There is something about Oslo. Something even I as a local, find difficult to pinpoint. And it is this something that makes me feel at home – even on days when I curse the blink-and-you’ll-miss-it-summer and the cost of living.
Maybe the only way I can convey the feeling is by telling you what happened a few weeks back. The day started by taking the tube down town. I then went on to hopping on to a corresponding bus in order to make it to my son’s football school in time. As we entered the bus I started rummaging through my handbag – where was my weekly ticket which allows free transport throughout Oslo?
The queue behind me was growing by the nano second. My son looked at me with his eyebrows almost hitting the roof. And I was looking, I really was. Why did I have to buy a bag with two main compartments AND four smaller pockets? Despair is probably the best way to describe the way my fingers were searching through every nook and cranny of that huge handbag of mine.
I looked up at the bus driver, slightly embarrassed and raised my shoulders.
” – Sorry, I can’t seem to find my ticket. Could I have a one way fare please?”
The nice man behind the wheel smiled back at me, not bothered by the people I assumed were making faces and maybe even showing fingers at me behind my back by now.
” – Are you going far?”
” – Three stops.”
” – No worries then” he sort of whispered, and indicated with his eyes that I could step on board without parting with the steep 40 kroner ticket price (= roughly 5 euros).
Later on that same day I went to my local coffee shop La Dolce Vita (Prinsens Gate 22) – a true heaven of Italian impulses, and of course, the best coffee in the world. To my surprise they didn’t want money for my latté.
” – It’s on us!” I was told in the cutest Italian accent.
” – NO, not in Oslo…” I smiled.
” – You’re not in Oslo, you’re in Italy now!” he insisted.
So what am I getting at? I am getting to the fact that I was made to feel so welcome by a city I haven’t lived in for a good few years. It was as if Oslo herself wanted to remind me that she can indeed be a charmer, a real sweet talker with plenty of charisma. And I know exactly why. Look to the sky for the answer. If it is full of grey skies and drizzle you don’t get this kind of treatment. When the snow is inches deep and people are freezing and cars have to be undug to be used, I can assure you there are no free rides. You’ll be lucky to catch someone smiling from the depths of their scarves and woolly hats.
However, when the sun is shining, magic happens. And this is why my day continued to sparkle. I took the kids to see The Scream in the National Gallery. It’s a tradition. We go purely for the Munch room in the heart of the building. Since entrance is free we allow ourselves to be extravagant enough to indulge in room 24, and this room only, where The Scream, The Madonna, The Dance of Life and The Sick Child never fail to impress. Inevitably, as soon as we’re outside, we practice our own version:

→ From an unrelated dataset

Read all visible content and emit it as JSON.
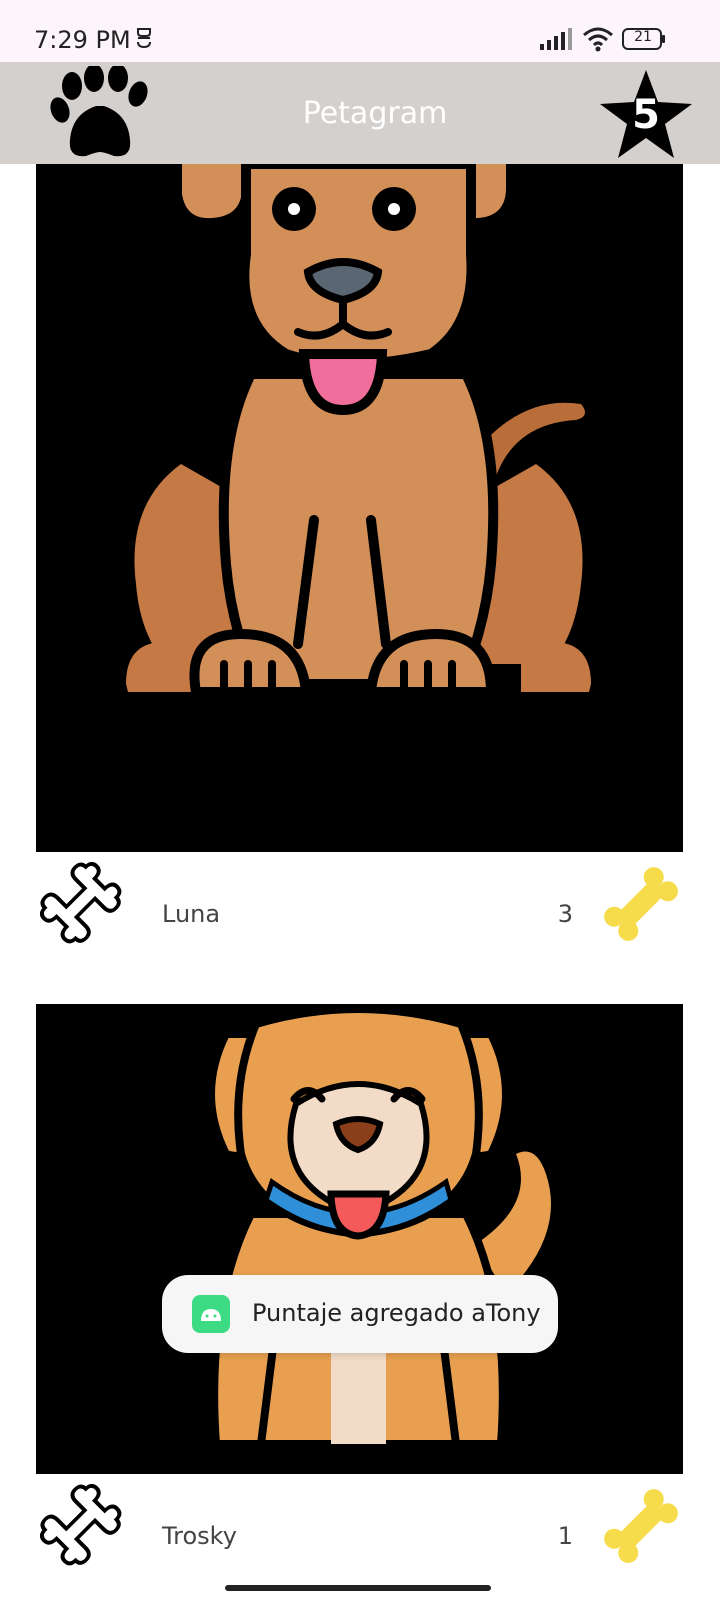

If you’re up for more art for free, I suggest heading down to the wonderful Vigeland Park which I have written about in a previous post: https://photito.wordpress.com/2010/09/05/oslo-nudity-galore/

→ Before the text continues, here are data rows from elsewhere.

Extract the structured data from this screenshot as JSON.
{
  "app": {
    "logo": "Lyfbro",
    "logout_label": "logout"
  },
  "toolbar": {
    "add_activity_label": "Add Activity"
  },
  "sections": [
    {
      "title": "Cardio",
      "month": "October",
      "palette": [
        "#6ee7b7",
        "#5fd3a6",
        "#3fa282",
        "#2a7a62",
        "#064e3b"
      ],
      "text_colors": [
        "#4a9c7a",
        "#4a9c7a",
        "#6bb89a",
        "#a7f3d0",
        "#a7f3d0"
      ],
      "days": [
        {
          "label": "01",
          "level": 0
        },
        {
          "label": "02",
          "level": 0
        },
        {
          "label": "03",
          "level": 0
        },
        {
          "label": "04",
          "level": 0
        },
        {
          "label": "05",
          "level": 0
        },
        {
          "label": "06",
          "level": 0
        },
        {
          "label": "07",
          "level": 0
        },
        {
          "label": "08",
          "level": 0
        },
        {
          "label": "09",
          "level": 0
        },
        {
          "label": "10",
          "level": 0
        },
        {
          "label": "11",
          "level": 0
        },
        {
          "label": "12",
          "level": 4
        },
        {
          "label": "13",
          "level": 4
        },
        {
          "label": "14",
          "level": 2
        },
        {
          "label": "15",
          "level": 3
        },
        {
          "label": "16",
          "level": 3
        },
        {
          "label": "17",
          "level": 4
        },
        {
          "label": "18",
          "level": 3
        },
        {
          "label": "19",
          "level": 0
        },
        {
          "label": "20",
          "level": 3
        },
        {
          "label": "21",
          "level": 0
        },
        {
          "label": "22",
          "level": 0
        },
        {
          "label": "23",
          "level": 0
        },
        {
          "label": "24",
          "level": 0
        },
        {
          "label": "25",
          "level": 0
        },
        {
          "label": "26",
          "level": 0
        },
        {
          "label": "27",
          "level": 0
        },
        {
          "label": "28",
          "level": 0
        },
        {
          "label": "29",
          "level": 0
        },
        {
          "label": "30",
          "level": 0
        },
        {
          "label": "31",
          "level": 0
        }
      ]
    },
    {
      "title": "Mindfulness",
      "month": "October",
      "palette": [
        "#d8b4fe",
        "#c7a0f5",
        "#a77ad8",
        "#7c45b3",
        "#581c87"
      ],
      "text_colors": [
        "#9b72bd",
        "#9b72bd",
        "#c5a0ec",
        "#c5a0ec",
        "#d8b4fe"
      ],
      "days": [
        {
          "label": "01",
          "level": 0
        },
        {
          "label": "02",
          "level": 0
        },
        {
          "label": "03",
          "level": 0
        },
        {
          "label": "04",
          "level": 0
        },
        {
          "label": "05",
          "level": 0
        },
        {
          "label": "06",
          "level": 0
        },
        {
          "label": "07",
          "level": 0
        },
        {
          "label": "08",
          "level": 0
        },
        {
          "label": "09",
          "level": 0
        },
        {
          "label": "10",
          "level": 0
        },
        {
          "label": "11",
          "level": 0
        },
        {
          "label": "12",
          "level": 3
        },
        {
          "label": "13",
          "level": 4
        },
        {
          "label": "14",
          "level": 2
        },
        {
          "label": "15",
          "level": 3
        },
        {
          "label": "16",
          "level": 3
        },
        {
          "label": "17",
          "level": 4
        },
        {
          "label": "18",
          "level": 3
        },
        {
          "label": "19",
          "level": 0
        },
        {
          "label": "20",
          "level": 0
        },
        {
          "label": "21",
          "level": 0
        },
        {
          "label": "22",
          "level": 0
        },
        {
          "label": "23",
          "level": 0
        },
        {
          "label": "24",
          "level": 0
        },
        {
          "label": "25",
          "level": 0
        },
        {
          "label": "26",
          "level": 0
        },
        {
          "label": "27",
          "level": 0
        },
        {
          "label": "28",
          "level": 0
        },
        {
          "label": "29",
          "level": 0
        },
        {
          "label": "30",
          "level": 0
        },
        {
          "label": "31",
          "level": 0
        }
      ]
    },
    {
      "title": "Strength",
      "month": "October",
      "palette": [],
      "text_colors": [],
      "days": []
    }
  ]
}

To top it all off, you could always jump on one of the ferries that leave the pier in downtown Oslo and make your way out to one of the islands just off the coast. If you have a tube ticket (and remember where you put it!) it’ll also double as a ferry ticket. It couldn’t be easier.
My perfect day ended with something as trivial as apples. Not the soggy, waxy supermarket type. I am talking about the freshly harvested Norwegian apples that can and should be enjoyed in abundance every autumn. This kind:

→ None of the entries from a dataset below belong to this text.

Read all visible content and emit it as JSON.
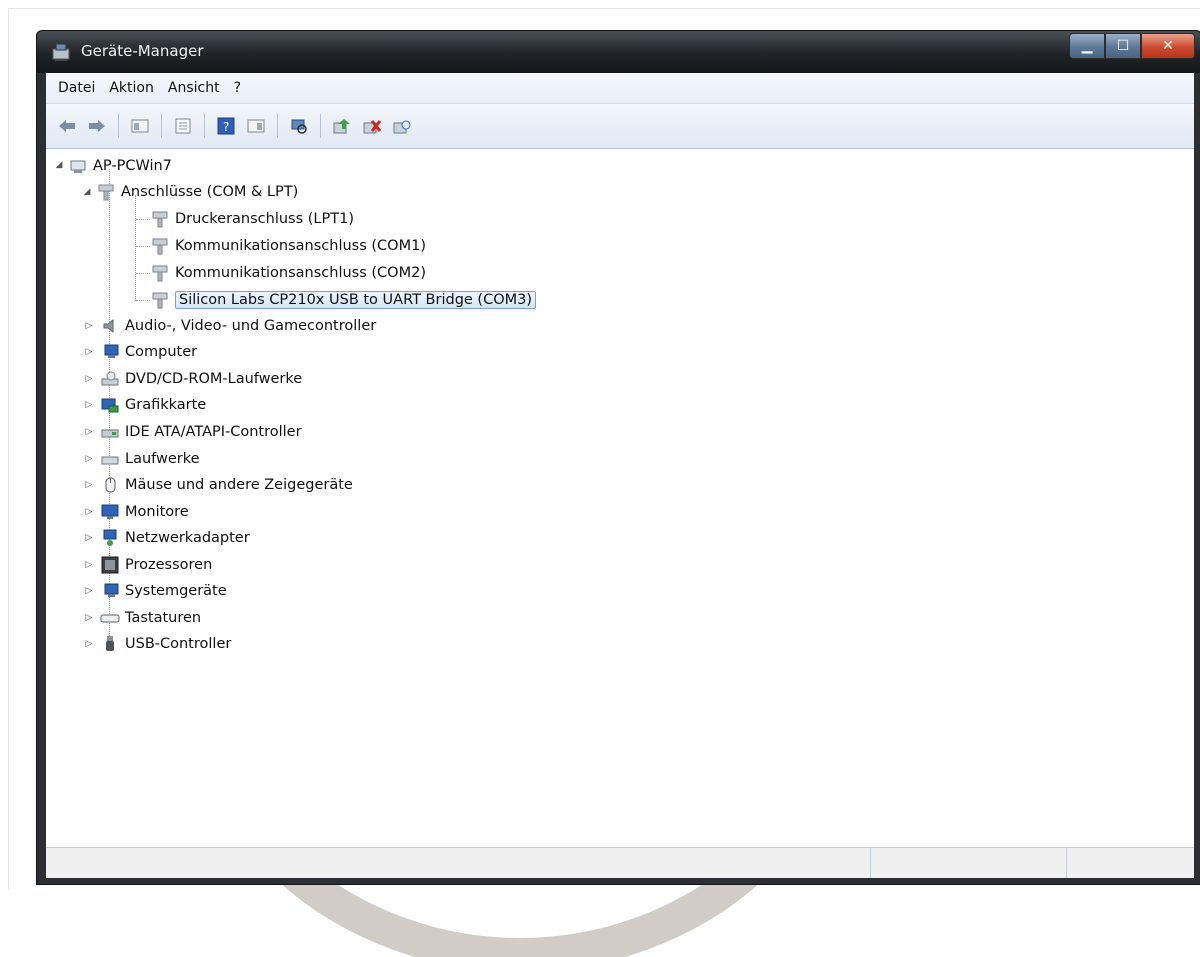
{
  "window": {
    "title": "Geräte-Manager"
  },
  "menu": [
    "Datei",
    "Aktion",
    "Ansicht",
    "?"
  ],
  "toolbar": {
    "icons": [
      "back-icon",
      "forward-icon",
      "show-hide-console-tree-icon",
      "properties-icon",
      "help-icon",
      "action-pane-icon",
      "scan-hardware-icon",
      "update-driver-icon",
      "uninstall-icon",
      "disable-icon"
    ]
  },
  "tree": {
    "root": "AP-PCWin7",
    "categories": [
      {
        "label": "Anschlüsse (COM & LPT)",
        "expanded": true,
        "icon": "port-icon",
        "children": [
          "Druckeranschluss (LPT1)",
          "Kommunikationsanschluss (COM1)",
          "Kommunikationsanschluss (COM2)",
          "Silicon Labs CP210x USB to UART Bridge (COM3)"
        ],
        "selected_child": 3
      },
      {
        "label": "Audio-, Video- und Gamecontroller",
        "icon": "speaker-icon"
      },
      {
        "label": "Computer",
        "icon": "computer-icon"
      },
      {
        "label": "DVD/CD-ROM-Laufwerke",
        "icon": "dvd-drive-icon"
      },
      {
        "label": "Grafikkarte",
        "icon": "display-adapter-icon"
      },
      {
        "label": "IDE ATA/ATAPI-Controller",
        "icon": "ide-controller-icon"
      },
      {
        "label": "Laufwerke",
        "icon": "disk-drive-icon"
      },
      {
        "label": "Mäuse und andere Zeigegeräte",
        "icon": "mouse-icon"
      },
      {
        "label": "Monitore",
        "icon": "monitor-icon"
      },
      {
        "label": "Netzwerkadapter",
        "icon": "network-adapter-icon"
      },
      {
        "label": "Prozessoren",
        "icon": "processor-icon"
      },
      {
        "label": "Systemgeräte",
        "icon": "system-device-icon"
      },
      {
        "label": "Tastaturen",
        "icon": "keyboard-icon"
      },
      {
        "label": "USB-Controller",
        "icon": "usb-icon"
      }
    ]
  },
  "colors": {
    "titlebar": "#1f2226",
    "selection_border": "#7da2ce",
    "watermark_grey": "#c9c4bc",
    "watermark_blue": "#c7d2e6"
  }
}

I must admit that even to a Norwegian 36 kroner seems a lot to pay for one kilo of apples. It’s roughly four euros. However, some things can’t be measured in money, and when I saw these I knew I couldn’t resist. So I asked for ten apples. The salesman didn’t bother weighing the bag. He handed it to me and asked for ten kroner in return, a symbolic sum – one euro and twenty cents – for which you can buy very little in this capital which is amongst the worlds most expensive. I looked up to the sky as I took a bite out of my perfect apple, and thanked whatever forces rule up there for their kindness. The sun that shone in Oslo on this particular day in August made me realize just what a wonderful place I call home.
This post is part of the Lonely Planet Blogsherpa Travel Carnival about “Favourite Places”, which is hosted by fellow Norwegian Sophie over at www.sophiesworld.net